- Exercise goal -
How many lines below include the word "JSON"? State that number and nothing else.
*** Begin section ***
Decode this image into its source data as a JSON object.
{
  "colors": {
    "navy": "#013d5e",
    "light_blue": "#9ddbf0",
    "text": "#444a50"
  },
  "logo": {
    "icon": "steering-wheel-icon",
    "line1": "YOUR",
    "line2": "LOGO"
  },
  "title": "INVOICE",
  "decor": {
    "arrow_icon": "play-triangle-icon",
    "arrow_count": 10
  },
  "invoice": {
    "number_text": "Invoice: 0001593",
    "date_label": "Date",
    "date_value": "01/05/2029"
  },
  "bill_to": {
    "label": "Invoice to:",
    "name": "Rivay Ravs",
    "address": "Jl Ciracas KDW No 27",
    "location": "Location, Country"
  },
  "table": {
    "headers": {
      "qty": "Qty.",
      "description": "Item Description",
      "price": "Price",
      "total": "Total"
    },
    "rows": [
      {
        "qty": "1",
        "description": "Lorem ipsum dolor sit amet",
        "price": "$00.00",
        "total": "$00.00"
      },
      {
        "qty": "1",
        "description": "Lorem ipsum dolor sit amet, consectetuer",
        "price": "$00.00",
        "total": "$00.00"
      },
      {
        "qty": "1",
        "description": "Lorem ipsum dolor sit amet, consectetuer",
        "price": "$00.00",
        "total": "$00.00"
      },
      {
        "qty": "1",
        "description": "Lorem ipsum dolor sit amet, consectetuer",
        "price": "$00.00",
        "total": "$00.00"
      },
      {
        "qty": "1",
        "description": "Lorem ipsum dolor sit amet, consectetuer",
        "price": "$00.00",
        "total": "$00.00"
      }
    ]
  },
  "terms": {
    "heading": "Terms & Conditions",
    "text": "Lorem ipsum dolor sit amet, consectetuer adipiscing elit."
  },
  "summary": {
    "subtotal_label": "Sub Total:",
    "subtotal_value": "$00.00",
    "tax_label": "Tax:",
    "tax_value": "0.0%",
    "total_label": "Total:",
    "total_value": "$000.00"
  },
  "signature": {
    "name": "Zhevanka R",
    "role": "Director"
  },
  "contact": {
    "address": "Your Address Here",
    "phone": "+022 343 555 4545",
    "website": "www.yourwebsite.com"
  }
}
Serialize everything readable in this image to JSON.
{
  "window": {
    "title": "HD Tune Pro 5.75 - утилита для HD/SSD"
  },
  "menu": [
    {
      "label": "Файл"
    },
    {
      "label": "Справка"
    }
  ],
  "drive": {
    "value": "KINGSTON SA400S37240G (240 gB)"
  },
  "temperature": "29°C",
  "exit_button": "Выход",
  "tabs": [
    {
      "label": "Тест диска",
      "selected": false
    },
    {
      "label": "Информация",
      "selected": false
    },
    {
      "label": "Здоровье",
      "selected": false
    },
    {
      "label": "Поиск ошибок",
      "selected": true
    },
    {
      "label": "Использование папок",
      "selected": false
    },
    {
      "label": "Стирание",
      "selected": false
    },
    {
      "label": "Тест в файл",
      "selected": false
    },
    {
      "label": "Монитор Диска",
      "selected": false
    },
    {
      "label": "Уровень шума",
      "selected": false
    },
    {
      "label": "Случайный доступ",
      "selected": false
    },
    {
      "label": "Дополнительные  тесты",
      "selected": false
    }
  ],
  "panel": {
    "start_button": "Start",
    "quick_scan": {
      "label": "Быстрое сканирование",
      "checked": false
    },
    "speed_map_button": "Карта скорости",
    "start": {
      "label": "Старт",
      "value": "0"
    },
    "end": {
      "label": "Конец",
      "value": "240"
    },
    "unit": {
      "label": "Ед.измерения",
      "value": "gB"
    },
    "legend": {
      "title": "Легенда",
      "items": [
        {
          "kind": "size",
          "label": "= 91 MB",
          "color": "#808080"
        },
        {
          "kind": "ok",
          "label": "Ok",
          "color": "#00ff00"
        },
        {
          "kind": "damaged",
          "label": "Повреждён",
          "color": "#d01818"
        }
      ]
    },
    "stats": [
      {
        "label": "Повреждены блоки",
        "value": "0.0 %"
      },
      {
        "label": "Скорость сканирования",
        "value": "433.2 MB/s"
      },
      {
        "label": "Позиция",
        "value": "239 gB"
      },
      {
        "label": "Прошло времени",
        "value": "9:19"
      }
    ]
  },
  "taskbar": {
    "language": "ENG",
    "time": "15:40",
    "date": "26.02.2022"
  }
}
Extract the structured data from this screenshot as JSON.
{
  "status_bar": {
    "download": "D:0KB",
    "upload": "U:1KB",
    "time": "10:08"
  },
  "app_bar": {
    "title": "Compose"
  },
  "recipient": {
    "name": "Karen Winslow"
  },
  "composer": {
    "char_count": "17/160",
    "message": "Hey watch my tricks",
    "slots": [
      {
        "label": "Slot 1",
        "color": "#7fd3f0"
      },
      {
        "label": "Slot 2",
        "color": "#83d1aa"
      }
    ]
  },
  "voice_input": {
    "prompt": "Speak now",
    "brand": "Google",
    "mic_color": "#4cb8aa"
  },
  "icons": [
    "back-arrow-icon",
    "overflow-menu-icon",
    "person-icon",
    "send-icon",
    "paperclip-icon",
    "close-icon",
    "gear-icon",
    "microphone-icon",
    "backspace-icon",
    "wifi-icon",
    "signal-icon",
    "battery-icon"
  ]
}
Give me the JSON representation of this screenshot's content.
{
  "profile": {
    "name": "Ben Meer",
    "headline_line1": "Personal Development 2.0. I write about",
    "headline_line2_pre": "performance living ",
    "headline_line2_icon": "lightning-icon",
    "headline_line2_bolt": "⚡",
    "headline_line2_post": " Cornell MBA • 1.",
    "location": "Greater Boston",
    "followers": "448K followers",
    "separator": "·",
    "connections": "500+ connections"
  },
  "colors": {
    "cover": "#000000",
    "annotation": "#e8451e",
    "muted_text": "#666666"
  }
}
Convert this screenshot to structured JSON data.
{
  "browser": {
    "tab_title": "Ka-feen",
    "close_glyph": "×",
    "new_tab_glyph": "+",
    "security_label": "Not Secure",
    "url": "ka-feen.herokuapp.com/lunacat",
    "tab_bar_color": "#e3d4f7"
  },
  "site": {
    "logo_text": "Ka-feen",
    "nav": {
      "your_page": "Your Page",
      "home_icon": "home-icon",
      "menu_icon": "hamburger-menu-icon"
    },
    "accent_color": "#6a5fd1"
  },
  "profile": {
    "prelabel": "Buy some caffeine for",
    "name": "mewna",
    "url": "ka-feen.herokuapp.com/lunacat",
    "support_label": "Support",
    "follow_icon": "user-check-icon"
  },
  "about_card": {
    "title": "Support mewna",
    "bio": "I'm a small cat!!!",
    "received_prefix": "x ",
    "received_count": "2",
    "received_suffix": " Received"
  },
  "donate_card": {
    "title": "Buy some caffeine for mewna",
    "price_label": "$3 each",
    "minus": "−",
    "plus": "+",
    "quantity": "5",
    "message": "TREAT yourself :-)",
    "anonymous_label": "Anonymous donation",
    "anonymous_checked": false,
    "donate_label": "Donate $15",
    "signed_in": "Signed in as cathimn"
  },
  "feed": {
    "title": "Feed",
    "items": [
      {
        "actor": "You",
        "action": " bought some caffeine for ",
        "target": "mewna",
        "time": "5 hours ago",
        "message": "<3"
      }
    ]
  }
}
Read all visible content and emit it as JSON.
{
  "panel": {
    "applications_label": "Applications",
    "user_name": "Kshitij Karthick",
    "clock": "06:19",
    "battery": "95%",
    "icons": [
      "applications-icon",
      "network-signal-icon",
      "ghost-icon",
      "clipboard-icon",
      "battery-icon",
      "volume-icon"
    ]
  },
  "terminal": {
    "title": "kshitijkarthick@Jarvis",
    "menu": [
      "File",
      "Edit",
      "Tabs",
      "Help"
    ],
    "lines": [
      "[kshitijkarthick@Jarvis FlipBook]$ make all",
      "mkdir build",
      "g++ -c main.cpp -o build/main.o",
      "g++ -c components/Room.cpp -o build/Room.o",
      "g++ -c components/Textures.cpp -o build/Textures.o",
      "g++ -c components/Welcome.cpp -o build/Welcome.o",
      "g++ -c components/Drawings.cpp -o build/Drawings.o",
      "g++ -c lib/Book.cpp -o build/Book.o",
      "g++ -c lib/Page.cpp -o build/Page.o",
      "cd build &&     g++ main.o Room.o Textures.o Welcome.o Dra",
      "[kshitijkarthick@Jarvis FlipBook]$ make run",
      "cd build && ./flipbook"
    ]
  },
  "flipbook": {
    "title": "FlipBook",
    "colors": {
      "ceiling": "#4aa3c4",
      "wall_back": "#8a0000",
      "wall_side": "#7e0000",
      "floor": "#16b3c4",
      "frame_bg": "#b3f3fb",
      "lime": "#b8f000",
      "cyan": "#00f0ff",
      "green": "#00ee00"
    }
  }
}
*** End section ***
- Output -
6